| EXERCISE DESCRIPTION |
Nothing but a number is needed: the count of lines below that include "screenshot".

| PROVIDED INFORMATION |

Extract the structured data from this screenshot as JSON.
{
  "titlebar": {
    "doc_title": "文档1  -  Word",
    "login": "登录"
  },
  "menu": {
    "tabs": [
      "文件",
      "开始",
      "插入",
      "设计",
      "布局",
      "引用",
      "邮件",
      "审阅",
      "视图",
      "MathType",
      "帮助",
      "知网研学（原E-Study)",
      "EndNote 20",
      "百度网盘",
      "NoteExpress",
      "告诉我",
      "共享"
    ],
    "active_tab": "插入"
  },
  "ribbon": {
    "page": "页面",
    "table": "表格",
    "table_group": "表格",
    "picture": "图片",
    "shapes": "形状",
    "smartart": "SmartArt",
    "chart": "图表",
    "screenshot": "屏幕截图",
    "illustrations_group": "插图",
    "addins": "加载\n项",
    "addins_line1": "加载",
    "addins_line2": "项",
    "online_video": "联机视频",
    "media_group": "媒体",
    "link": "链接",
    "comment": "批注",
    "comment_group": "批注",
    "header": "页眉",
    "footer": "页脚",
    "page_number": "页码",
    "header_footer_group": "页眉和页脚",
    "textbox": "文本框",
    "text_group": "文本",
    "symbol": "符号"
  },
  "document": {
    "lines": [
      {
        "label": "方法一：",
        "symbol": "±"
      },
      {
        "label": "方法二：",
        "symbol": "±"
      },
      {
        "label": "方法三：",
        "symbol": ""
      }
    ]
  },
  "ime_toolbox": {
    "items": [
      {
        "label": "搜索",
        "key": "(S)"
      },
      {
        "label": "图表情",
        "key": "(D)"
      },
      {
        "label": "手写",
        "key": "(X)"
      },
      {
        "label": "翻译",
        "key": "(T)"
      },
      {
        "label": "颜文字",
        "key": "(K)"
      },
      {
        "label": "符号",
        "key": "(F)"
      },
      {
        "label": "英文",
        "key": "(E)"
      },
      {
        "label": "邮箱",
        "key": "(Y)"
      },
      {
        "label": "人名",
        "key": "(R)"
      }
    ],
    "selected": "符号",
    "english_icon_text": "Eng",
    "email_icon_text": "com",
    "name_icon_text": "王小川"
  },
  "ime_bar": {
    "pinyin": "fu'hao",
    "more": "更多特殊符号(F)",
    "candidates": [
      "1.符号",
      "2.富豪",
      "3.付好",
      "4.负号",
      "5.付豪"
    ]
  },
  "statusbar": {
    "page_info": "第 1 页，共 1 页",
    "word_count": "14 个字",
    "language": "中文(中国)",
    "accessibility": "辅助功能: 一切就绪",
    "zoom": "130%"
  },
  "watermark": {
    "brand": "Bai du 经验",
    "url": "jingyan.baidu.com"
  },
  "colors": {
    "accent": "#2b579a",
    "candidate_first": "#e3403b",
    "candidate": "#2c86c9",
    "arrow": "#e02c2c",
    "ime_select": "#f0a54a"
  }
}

| OUTPUT |
2